One of the disadvantages of all-porcelain crowns is the fact that they require more reduction of tooth structure, even more than in the case of PFM crowns.

      • More Costly

As a rule, all-porcelain crowns tend to be more expansive than PFM crowns.

Porcelain-fused-to-metal Crowns

Porcelain-fused-to-metal crowns (PFM) are made of both porcelain and metal. A metal layer is placed on the tooth, then, a porcelain veneer is fused to the metal shell.

PFM Crowns Advantages

    • Aesthetic Appeal.

PFM crowns provide you with a beautiful natural smile. Except for the dark line which can often be seen between the crown and the tooth, they look very similar to all-porcelain crowns.

    • Durability.

Cosmetic imperfection of PFM crowns is compensated by their strength and durability, which is achieved due to a metal component. Indeed, PFM crowns have a high level of success and with proper oral hygiene, brushing, flossing, and regular visits to your dentist’s office, they can last for many years.

    • Better Fit.

A metal structure provides a better fit than all-porcelain crowns.

    • Reasonable Price.

Usually, PFM crowns are cheaper than all-porcelain ones.

PFM Crowns Disadvantages

    • Dark Line on the Tooth.

Along with the strength and durability, the presence of a metal component means a dark line usually appears in the area where the crown meets the tooth. In the case of front teeth restoration, this can be a real problem. Moreover, if you have a gum recession, the dark line of metal could become even more visible.

    • More Tooth Trimming Is Needed.

In order to place new crown that is PFM, the dentist will have to remove a significant amount of tooth – more than with zirconia crowns. However, this is not always a concern. Consult your dentist to choose the right type of tooth crown restoration suitable for you.

Zirconia Crowns

Zirconia crowns are made from zirconium, a very strong material known for its durability.

Zirconia Crowns Advantages

        • Durabiltiy.

Zirconia crowns are extraordinarily strong and can withstand most chewing and biting activities. They are very resistant to high temperatures and, as a rule, don’t cause tooth hypersensitivity. Due to the fact that they are made of crystal, zirconium crowns are much stronger than porcelain and porcelain-fused-to-metal ones.
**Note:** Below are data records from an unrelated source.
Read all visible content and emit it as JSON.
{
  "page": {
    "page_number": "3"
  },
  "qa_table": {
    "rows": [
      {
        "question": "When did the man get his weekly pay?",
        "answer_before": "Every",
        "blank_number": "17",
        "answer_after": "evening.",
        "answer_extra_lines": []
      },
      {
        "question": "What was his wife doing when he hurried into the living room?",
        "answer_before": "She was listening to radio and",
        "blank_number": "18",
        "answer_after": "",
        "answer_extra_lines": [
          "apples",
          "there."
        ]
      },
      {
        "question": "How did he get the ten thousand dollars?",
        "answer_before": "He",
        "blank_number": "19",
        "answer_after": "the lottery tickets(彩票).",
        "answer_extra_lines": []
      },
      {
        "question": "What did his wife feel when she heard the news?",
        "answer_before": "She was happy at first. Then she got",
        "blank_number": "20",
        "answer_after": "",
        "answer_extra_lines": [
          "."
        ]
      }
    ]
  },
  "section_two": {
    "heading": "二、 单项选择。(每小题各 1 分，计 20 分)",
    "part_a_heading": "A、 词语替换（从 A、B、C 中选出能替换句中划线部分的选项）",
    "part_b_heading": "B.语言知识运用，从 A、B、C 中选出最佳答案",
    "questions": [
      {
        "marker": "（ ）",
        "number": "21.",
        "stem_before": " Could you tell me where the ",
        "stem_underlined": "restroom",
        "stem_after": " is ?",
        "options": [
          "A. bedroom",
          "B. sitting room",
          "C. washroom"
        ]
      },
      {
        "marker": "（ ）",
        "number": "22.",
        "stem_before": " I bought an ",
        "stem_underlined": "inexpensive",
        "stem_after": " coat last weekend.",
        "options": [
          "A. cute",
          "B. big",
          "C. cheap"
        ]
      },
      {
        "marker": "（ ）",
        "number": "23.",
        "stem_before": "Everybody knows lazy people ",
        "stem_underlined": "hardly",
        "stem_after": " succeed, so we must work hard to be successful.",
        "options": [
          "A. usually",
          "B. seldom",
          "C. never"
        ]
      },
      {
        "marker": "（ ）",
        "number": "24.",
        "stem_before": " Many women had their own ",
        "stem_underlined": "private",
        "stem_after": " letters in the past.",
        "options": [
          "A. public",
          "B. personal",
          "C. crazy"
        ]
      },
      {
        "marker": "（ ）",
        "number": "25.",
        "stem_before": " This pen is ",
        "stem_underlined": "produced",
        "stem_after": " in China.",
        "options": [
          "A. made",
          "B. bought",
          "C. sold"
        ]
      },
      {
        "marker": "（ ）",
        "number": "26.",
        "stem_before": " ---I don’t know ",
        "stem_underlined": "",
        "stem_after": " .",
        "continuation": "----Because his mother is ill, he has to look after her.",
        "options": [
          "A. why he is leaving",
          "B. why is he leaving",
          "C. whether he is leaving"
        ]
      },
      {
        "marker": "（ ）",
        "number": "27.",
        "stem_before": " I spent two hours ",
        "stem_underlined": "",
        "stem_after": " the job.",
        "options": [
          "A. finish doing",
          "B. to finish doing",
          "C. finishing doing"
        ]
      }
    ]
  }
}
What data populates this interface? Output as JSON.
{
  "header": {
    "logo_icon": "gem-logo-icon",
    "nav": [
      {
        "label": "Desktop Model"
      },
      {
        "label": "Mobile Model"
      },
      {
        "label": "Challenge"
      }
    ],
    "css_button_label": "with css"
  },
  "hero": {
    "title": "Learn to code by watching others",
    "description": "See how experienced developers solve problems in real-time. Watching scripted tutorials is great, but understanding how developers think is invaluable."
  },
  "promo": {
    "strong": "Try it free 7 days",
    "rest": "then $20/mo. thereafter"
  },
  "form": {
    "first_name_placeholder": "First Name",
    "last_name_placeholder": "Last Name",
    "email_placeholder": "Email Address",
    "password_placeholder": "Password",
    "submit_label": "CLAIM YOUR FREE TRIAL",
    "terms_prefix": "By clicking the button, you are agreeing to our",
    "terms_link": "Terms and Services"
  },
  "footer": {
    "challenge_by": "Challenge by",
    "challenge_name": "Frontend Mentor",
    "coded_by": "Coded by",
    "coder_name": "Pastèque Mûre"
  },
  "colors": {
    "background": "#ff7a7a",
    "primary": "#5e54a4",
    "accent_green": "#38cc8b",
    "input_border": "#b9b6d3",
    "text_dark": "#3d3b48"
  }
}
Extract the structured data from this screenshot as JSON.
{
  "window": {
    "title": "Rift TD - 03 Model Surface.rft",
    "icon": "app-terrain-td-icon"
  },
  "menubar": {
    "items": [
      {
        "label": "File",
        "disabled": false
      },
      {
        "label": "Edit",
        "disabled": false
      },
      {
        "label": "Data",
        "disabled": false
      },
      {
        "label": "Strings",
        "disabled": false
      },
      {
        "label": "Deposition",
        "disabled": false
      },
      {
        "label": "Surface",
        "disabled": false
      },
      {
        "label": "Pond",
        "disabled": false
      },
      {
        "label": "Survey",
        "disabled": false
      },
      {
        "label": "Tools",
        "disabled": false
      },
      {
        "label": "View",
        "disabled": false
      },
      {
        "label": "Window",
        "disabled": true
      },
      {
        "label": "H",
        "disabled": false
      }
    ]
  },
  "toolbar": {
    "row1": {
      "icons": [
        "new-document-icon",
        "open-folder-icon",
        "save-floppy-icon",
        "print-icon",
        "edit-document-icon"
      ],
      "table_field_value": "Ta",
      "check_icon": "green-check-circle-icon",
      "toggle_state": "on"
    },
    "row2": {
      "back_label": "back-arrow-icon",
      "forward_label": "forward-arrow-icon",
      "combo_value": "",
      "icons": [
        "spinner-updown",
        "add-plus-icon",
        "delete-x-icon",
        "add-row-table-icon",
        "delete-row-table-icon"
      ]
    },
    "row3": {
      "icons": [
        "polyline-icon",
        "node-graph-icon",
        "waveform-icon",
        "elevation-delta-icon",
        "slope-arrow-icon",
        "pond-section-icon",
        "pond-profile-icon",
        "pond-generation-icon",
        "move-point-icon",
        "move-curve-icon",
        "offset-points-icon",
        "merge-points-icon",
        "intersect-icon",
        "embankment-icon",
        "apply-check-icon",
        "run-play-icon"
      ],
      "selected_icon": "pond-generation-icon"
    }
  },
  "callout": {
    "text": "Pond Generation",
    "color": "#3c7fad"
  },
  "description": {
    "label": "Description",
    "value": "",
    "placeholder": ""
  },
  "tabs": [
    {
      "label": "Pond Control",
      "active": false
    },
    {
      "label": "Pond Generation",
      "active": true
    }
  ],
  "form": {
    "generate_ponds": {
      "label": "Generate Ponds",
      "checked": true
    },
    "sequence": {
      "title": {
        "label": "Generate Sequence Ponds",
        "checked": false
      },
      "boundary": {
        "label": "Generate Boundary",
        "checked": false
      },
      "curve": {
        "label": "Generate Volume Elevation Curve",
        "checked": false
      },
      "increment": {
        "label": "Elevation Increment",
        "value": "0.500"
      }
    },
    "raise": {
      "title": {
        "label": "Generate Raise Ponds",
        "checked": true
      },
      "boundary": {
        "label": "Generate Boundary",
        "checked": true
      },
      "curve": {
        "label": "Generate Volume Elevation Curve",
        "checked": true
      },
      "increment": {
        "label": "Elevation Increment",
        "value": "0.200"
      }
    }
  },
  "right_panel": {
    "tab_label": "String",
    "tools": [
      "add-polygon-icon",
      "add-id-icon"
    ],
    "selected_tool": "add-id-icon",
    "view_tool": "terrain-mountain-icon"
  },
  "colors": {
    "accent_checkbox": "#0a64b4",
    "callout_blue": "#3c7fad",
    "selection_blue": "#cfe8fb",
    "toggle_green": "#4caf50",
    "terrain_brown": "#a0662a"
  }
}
        • Appearance.

It is hard to differentiate a zirconia crown amongst natural teeth. In addition, zirconia crowns can be modified to suit the shape and size of teeth it will be placed alongside with.

        • Non-allergic.

Due to their biocompatible structure, zirconia crowns rarely provoke allergic reactions or body rejection.

        • Less Tooth Structure Has To Be Removed.

Less material is needed to provide a super strength with zirconia crowns. As a consequence, less amount of your original tooth needs to be removed to fit the crown properly.

Zirconia Crowns Disadvantages

        • It Is Hard To Notice a Decay Under the Crown.

Although a zirconia crown is very durable, there can be tooth decay underneath, and the only possible way to distinguish it is to remove the crown. This can make oral health more of a challenge with zirconia crowns.

        • Too Tough.

The extra strength of zirconia crowns can actually have an abrasive effect. They may negatively impact the tooth root and other neighboring teeth.

        • Reasonable Price.

Usually, zirconia crowns cost less than all-porcelain and almost the same as metal-porcelain crowns. Taking into account all the benefits they provide, zirconia crowns are very cost-effective.

Takeaways

I​​n addition to these three common crown types, there are also all-resin crowns, stainless steel crowns, and gold crowns. Because there are so many options for temporary crowns and permanent crowns, it can be difficult to suggest which type of crown is best for a damaged tooth without a visit to the dentist and considerations about your specific situation.

The decision depends on your budget, your dental insurance policy and the type of dental problem you have. All-porcelain crowns have the best cosmetic appeal, but are less durable and the most expensive. They may be a good option for those patients who want to restore their front teeth, but for more complex dental care concerns, porcelain-fused-to-metal or zirconia crowns may be a better choice — especially for molars’ restoration.

Consult your dentist to choose the best treatment suitable for you.